Josef Stalin

Geoffrey Roberts assesses Stalin’s changing reputation, 50 years after his death.

In the pantheon of 20th-century dictators Josef Stalin’s reputation for brutality and criminality is second only to Adolf Hitler’s. Yet when Stalin died in 1953 his demise was widely mourned. In the Soviet Union itself Stalin was a cult figure and his death provoked a massive outpouring of popular grief. Elsewhere in the world emotions were more mixed, but most people still saw him as a relatively benign dictator and, above all, remembered him as ‘Uncle Joe’ – the great war leader who had led his people to victory over Hitler and had saved Europe from Nazi barbarism.

Stalin’s Critics

Stalin’s reputation, however, began to nosedive when three years later he was denounced by Nikita Khrushchev, his successor as Soviet leader. At the 20th congress of the Communist Party in 1956 Khrushchev delivered a ‘secret speech’ which indicted Stalin as a repressive, authoritarian leader who was personally responsible for the deaths of many millions of Soviet people.

To continue reading this article you will need to purchase access to the online archive.

Buy Online Access  Buy Print & Archive Subscription

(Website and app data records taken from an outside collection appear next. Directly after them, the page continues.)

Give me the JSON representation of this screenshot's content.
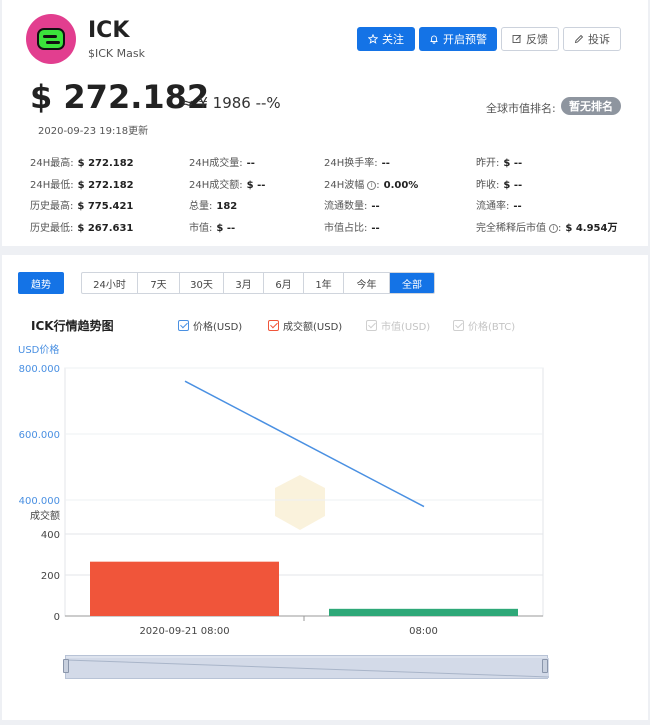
{
  "coin": {
    "symbol": "ICK",
    "name": "$ICK Mask",
    "price": "$ 272.182",
    "approx": "≈ ¥ 1986  --%",
    "updated": "2020-09-23 19:18更新",
    "rank_label": "全球市值排名:",
    "rank_value": "暂无排名"
  },
  "actions": {
    "follow": "关注",
    "alert": "开启预警",
    "feedback": "反馈",
    "complain": "投诉"
  },
  "stats": [
    {
      "label": "24H最高:",
      "value": "$ 272.182"
    },
    {
      "label": "24H成交量:",
      "value": "--"
    },
    {
      "label": "24H换手率:",
      "value": "--"
    },
    {
      "label": "昨开:",
      "value": "$ --"
    },
    {
      "label": "24H最低:",
      "value": "$ 272.182"
    },
    {
      "label": "24H成交额:",
      "value": "$ --"
    },
    {
      "label": "24H波幅",
      "value": "0.00%"
    },
    {
      "label": "昨收:",
      "value": "$ --"
    },
    {
      "label": "历史最高:",
      "value": "$ 775.421"
    },
    {
      "label": "总量:",
      "value": "182"
    },
    {
      "label": "流通数量:",
      "value": "--"
    },
    {
      "label": "流通率:",
      "value": "--"
    },
    {
      "label": "历史最低:",
      "value": "$ 267.631"
    },
    {
      "label": "市值:",
      "value": "$ --"
    },
    {
      "label": "市值占比:",
      "value": "--"
    },
    {
      "label": "完全稀释后市值",
      "value": "$ 4.954万"
    }
  ],
  "tabs": {
    "trend": "趋势",
    "ranges": [
      "24小时",
      "7天",
      "30天",
      "3月",
      "6月",
      "1年",
      "今年",
      "全部"
    ],
    "active_range": "全部"
  },
  "chart_title": "ICK行情趋势图",
  "legend": [
    {
      "label": "价格(USD)",
      "checked": true,
      "color": "#4a90e2"
    },
    {
      "label": "成交额(USD)",
      "checked": true,
      "color": "#f0553a"
    },
    {
      "label": "市值(USD)",
      "checked": false,
      "color": "#cfcfcf"
    },
    {
      "label": "价格(BTC)",
      "checked": false,
      "color": "#cfcfcf"
    }
  ],
  "chart_data": {
    "type": "line",
    "categories": [
      "2020-09-21 08:00",
      "08:00"
    ],
    "price_axis": {
      "label": "USD价格",
      "ticks": [
        "800.000",
        "600.000",
        "400.000"
      ],
      "ylim": [
        300,
        800
      ]
    },
    "volume_axis": {
      "label": "成交额",
      "ticks": [
        "400",
        "200",
        "0"
      ],
      "ylim": [
        0,
        400
      ]
    },
    "series": [
      {
        "name": "价格(USD)",
        "kind": "line",
        "color": "#4a90e2",
        "x": [
          0,
          1
        ],
        "values": [
          760,
          380
        ]
      },
      {
        "name": "成交额(USD)",
        "kind": "bar",
        "color": "#f0553a",
        "values": [
          265,
          0
        ]
      },
      {
        "name": "",
        "kind": "bar",
        "color": "#2ea878",
        "values": [
          0,
          35
        ]
      }
    ]
  }
}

If you have already purchased access, or are a print & archive subscriber, please ensure you are logged in.

Please email if you have any problems.